Task directions:
For the word "отпуск", return each line of the data in which it occurs.

Supplied data:
----------------------------------------
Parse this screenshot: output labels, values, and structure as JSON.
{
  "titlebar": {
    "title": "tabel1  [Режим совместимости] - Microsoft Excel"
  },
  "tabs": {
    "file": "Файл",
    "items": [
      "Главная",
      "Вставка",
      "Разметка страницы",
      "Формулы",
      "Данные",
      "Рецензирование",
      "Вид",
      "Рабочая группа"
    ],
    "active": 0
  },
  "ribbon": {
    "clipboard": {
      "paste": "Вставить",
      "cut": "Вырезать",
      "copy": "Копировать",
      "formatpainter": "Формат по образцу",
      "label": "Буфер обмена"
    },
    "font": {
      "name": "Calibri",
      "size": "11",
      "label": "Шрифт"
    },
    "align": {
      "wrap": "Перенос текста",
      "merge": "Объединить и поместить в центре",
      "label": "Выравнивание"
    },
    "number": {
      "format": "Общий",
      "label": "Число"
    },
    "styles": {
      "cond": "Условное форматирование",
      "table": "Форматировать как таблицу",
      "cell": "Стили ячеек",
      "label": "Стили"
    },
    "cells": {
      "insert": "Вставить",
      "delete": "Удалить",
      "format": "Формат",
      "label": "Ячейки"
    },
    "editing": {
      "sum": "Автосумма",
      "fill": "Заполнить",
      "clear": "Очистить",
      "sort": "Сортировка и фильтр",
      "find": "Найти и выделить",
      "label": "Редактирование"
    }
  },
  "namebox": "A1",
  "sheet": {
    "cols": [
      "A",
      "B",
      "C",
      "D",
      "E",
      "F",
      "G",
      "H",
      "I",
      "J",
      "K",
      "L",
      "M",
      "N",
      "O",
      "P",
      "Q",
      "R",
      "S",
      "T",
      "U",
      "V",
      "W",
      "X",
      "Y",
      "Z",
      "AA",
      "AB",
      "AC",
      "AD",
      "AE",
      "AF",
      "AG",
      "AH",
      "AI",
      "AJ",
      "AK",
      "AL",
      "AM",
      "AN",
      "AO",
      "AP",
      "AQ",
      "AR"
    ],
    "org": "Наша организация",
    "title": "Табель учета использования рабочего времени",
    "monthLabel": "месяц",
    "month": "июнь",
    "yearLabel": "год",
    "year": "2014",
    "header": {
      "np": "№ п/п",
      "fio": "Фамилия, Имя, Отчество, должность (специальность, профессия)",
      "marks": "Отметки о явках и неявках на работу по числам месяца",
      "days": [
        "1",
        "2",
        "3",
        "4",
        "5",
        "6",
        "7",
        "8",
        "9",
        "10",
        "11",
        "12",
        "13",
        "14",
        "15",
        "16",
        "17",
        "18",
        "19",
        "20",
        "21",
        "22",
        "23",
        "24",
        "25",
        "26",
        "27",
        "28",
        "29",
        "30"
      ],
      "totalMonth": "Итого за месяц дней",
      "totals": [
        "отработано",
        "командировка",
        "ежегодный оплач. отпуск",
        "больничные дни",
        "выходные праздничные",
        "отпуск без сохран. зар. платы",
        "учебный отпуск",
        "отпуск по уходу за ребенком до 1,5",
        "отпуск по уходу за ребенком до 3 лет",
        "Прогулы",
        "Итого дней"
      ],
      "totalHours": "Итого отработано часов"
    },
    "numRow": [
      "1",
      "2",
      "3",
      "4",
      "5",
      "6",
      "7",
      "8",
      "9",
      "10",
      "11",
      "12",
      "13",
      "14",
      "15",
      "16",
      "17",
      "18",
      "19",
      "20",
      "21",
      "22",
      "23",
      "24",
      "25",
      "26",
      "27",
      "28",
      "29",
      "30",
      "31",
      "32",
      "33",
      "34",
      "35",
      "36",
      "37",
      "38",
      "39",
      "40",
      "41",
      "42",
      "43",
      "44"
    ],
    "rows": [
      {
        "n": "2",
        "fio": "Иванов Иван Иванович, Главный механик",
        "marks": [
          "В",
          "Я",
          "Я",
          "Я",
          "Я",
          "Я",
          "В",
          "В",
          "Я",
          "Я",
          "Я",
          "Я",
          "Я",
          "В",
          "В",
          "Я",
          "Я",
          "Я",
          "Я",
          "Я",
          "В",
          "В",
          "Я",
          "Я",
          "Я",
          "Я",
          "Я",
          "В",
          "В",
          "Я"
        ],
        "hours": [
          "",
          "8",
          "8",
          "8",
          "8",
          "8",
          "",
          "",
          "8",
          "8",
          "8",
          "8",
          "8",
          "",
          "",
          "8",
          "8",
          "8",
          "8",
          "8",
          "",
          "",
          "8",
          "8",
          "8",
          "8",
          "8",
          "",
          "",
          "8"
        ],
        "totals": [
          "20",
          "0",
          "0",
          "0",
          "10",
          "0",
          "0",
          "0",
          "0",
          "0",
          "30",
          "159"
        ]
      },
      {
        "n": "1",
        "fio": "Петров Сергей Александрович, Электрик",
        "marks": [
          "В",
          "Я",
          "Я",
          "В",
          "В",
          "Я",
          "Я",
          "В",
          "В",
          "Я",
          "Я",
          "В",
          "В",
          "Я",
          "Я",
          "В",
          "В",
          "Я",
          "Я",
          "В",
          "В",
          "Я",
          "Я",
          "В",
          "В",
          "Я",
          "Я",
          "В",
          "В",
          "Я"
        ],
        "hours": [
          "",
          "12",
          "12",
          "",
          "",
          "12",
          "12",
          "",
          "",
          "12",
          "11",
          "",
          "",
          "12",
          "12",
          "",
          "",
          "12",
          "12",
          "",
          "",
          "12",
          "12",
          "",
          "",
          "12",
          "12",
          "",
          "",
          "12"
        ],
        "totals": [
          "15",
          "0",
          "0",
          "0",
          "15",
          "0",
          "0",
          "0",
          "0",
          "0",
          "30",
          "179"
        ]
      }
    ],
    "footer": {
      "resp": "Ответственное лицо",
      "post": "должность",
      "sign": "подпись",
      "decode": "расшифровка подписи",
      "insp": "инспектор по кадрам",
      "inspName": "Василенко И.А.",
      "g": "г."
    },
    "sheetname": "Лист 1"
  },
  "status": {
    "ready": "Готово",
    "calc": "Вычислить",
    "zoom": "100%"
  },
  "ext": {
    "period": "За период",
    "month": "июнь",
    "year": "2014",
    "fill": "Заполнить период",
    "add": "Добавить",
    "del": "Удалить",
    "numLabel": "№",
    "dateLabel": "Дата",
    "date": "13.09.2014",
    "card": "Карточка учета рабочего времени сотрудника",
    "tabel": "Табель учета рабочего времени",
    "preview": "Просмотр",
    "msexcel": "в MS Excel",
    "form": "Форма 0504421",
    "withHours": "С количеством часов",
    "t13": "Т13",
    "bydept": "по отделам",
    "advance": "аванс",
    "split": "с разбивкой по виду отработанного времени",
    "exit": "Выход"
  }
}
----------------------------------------
Response:
        "ежегодный оплач. отпуск",
        "отпуск без сохран. зар. платы",
        "учебный отпуск",
        "отпуск по уходу за ребенком до 1,5",
        "отпуск по уходу за ребенком до 3 лет",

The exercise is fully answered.